(Interface dataset entries)
BEGIN

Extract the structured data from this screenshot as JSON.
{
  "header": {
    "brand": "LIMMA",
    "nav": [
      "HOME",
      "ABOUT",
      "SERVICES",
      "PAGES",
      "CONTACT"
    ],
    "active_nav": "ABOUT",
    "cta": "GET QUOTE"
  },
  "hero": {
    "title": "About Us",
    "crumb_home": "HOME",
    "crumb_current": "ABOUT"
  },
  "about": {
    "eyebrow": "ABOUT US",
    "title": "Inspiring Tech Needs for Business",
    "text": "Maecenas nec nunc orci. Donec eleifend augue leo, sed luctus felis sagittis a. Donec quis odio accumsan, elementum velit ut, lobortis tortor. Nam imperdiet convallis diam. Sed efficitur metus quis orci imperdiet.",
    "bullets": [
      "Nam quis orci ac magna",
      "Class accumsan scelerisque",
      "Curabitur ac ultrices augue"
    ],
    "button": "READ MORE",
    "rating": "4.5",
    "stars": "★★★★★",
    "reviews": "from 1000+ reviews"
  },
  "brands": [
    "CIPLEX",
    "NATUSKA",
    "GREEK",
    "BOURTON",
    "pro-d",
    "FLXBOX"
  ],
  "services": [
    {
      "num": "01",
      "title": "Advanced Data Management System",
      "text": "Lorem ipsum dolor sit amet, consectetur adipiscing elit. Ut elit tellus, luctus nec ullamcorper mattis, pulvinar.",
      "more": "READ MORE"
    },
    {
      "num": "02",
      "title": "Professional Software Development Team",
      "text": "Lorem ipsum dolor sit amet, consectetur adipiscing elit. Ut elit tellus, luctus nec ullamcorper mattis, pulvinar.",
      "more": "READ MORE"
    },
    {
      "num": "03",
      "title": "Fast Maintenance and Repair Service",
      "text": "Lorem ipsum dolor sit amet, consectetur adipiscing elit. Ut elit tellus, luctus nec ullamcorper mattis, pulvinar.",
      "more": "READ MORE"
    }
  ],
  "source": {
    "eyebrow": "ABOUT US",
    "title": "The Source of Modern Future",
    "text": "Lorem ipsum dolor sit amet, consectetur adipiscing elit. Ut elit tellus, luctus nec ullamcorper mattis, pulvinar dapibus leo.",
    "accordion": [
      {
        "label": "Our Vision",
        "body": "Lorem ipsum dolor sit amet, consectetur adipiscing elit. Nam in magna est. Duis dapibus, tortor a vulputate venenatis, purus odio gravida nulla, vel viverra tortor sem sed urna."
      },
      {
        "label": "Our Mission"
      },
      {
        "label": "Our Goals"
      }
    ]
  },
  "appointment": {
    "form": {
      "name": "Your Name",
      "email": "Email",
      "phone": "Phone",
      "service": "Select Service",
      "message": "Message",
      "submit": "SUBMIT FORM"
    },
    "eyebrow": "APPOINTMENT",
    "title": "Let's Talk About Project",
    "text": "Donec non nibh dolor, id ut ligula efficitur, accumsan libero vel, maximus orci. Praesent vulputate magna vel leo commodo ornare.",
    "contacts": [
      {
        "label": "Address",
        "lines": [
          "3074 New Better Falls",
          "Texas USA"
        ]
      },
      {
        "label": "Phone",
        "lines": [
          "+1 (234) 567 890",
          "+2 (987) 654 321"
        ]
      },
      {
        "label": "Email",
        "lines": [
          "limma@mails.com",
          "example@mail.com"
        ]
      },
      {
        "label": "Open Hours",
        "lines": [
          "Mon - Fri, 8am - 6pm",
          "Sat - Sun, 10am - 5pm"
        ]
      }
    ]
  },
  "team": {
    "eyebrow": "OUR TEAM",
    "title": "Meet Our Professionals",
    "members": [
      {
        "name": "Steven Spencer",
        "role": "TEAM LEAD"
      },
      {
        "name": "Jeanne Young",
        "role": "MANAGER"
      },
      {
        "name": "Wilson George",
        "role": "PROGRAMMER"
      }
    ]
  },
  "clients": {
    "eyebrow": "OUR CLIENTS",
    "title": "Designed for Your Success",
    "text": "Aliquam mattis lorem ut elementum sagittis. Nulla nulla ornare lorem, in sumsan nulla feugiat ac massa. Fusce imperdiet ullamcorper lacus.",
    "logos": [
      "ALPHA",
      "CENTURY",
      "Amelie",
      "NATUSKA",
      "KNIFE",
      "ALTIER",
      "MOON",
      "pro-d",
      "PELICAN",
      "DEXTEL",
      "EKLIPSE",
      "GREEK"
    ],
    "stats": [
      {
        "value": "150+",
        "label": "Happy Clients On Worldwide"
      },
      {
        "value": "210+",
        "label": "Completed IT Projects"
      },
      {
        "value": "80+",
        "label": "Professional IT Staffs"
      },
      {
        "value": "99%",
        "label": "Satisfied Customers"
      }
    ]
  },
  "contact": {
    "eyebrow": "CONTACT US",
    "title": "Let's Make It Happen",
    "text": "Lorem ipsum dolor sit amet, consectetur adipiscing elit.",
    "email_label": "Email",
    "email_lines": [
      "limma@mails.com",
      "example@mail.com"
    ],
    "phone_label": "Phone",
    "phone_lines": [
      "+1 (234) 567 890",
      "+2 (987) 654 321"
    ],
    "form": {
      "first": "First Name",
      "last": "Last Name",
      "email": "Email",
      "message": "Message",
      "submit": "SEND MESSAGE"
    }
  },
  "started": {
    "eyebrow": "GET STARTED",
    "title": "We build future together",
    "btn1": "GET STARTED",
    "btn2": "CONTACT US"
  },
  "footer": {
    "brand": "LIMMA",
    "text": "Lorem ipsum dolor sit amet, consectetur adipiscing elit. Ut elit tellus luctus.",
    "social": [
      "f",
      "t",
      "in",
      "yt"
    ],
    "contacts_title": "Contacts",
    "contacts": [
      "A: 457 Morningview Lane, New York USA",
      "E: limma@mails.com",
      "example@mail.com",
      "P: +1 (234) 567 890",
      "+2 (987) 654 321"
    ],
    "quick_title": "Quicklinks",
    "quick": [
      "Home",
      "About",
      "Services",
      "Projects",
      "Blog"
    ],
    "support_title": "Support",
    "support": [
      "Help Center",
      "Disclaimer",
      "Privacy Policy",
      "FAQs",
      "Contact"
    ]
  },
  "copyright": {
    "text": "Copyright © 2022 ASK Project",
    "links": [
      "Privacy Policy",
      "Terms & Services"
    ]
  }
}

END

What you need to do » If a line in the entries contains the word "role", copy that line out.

Solution for this task »
        "role": "TEAM LEAD"
        "role": "MANAGER"
        "role": "PROGRAMMER"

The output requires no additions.